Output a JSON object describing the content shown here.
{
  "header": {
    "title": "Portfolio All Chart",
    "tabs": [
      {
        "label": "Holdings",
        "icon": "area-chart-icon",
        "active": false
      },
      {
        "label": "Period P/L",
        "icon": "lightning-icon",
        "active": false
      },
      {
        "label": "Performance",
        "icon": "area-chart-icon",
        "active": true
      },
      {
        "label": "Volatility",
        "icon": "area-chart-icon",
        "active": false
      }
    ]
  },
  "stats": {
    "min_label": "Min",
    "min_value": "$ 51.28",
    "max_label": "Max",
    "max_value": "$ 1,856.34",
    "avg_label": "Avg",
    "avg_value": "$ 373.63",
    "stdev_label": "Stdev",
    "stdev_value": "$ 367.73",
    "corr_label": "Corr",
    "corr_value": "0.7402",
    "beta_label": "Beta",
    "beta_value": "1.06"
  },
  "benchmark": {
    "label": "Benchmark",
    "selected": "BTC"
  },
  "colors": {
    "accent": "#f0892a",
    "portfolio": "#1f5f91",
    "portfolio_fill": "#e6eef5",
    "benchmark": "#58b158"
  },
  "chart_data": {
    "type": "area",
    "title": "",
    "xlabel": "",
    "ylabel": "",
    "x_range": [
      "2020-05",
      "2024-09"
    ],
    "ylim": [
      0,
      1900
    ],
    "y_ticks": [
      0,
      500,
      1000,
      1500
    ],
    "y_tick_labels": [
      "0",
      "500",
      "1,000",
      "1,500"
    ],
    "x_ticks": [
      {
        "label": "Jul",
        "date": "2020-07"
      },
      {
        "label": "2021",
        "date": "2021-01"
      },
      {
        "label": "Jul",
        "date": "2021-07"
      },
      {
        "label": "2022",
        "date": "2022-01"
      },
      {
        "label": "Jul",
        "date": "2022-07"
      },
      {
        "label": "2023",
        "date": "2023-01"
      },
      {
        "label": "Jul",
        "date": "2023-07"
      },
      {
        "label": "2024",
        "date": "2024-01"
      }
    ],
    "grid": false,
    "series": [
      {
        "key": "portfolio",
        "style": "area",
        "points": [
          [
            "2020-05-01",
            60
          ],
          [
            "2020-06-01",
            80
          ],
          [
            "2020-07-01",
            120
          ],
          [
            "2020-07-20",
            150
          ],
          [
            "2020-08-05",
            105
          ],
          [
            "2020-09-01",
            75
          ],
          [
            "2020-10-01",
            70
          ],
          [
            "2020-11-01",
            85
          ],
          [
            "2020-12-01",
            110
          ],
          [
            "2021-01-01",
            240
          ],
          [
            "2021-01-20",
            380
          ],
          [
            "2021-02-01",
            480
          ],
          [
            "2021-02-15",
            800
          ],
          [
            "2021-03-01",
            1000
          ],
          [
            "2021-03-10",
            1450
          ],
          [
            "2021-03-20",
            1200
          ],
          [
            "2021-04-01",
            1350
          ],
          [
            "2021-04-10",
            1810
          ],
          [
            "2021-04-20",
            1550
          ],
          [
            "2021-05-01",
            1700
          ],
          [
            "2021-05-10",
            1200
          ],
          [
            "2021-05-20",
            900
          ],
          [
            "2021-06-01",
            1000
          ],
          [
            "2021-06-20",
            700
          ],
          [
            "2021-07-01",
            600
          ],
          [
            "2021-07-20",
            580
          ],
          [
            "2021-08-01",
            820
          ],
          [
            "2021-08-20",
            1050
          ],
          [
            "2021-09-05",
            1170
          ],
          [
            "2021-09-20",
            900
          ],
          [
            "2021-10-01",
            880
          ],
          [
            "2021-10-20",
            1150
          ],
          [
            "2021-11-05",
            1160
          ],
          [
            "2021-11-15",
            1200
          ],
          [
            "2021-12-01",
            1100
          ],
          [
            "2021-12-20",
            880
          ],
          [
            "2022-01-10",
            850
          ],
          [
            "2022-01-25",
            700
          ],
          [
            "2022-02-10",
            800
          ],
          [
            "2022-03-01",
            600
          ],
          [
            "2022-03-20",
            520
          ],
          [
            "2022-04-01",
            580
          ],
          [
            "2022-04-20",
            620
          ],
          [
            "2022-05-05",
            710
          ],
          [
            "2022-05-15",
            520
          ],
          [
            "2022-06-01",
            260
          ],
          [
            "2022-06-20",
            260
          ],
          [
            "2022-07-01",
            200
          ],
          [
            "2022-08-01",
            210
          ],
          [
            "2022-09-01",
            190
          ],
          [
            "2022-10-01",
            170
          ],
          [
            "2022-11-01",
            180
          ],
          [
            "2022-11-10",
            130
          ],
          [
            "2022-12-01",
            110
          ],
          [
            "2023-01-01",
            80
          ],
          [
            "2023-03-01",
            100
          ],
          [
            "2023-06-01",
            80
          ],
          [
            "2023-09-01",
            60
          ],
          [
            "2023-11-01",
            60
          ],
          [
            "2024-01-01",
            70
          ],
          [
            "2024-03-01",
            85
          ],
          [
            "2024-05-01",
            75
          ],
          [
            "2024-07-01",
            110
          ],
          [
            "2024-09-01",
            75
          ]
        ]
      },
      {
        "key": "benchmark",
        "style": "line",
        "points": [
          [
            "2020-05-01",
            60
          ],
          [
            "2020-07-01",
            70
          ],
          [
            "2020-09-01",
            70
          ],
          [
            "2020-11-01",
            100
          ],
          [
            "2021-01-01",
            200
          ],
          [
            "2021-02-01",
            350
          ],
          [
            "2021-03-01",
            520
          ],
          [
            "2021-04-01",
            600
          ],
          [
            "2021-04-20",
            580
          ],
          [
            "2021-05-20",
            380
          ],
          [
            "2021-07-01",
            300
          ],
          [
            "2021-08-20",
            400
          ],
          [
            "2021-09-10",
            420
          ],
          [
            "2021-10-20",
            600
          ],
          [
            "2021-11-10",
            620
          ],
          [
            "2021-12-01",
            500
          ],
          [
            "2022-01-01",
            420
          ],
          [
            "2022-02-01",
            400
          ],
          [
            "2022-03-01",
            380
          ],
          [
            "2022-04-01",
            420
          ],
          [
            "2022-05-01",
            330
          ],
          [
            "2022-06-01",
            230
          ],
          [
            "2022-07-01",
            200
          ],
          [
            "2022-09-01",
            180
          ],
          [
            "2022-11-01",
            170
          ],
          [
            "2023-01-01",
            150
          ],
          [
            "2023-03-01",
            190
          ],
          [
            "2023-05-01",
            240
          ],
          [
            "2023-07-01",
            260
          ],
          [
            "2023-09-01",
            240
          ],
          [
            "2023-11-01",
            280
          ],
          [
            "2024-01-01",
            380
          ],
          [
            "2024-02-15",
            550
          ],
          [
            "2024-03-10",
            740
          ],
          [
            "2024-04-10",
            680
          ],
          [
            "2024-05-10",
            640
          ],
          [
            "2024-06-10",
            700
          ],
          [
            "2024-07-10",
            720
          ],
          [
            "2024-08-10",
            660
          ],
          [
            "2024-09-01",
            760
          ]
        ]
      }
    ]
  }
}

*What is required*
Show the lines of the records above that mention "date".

*Exercise solution*
        "date": "2020-07"
        "date": "2021-01"
        "date": "2021-07"
        "date": "2022-01"
        "date": "2022-07"
        "date": "2023-01"
        "date": "2023-07"
        "date": "2024-01"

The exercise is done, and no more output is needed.